With the installation of sensors at four Philadelphia schools about a month away, it was time to build some additional Root Kits. Version 1.0 is housed in a Pelican 1010, a $10 waterproof case normally used for stashing your cell phone during whitewater rafting trips or something. We used a half-inch drill bit to drill out the three holes for the soil moisture sensor cables, and the cables are secured to the case with PG7 cable glands (about $3 for a pack of 10) that you can tighten by hand.
A few words about drilling: This was a two-person job; one person steadying the left side of the case and the other drilling, slowly and with constant pressure, the three holes. At first, we experimented with drilling pilot holes with smaller bits and moving up to the half-inch bit, but by the end we just did the job with the half-inch bit from start to finish. (We haven’t yet cracked the plastic on the Pelican cases, but have definitely destroyed a variety of less-sturdy plastic components while drilling.) It was difficult to align the holes and make it look pretty. The drill bit walks. This is not of great concern, however, since these cases will eventually be covered by students’ creative and artistic designs.
Speaking of which, students at Greenfield, Nebinger, and Cook-Wissahickon elementary schools are currently designing Root Kit housings for the design competition. The deadline for submissions is April 4, and more info and downloadable packets and drawing templates are here.

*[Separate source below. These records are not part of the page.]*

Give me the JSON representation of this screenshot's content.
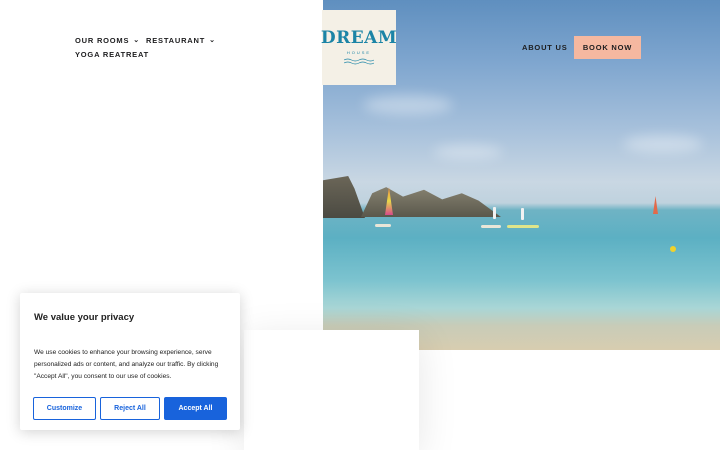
{
  "nav": {
    "left_items": [
      {
        "label": "OUR ROOMS",
        "has_dropdown": true
      },
      {
        "label": "RESTAURANT",
        "has_dropdown": true
      },
      {
        "label": "YOGA REATREAT",
        "has_dropdown": false
      }
    ],
    "right_items": [
      {
        "label": "ABOUT US"
      }
    ],
    "book_now": "BOOK NOW"
  },
  "logo": {
    "word": "DREAM",
    "sub": "HOUSE",
    "icon": "waves-icon"
  },
  "hero": {
    "image_icon": "beach-photo"
  },
  "cookie_banner": {
    "title": "We value your privacy",
    "text": "We use cookies to enhance your browsing experience, serve personalized ads or content, and analyze our traffic. By clicking \"Accept All\", you consent to our use of cookies.",
    "buttons": {
      "customize": "Customize",
      "reject": "Reject All",
      "accept": "Accept All"
    }
  },
  "colors": {
    "accent_button": "#f5b8a0",
    "logo_blue": "#1b84a6",
    "cookie_blue": "#1863dc",
    "logo_bg": "#f4f0e6"
  }
}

We’re in the process of assembling a complete set of instructions for assembling the Root Kit and plan to work with students at Science Leadership Academy’s Beeber campus this spring to be the first large-scale manufacturers of these sensor kits.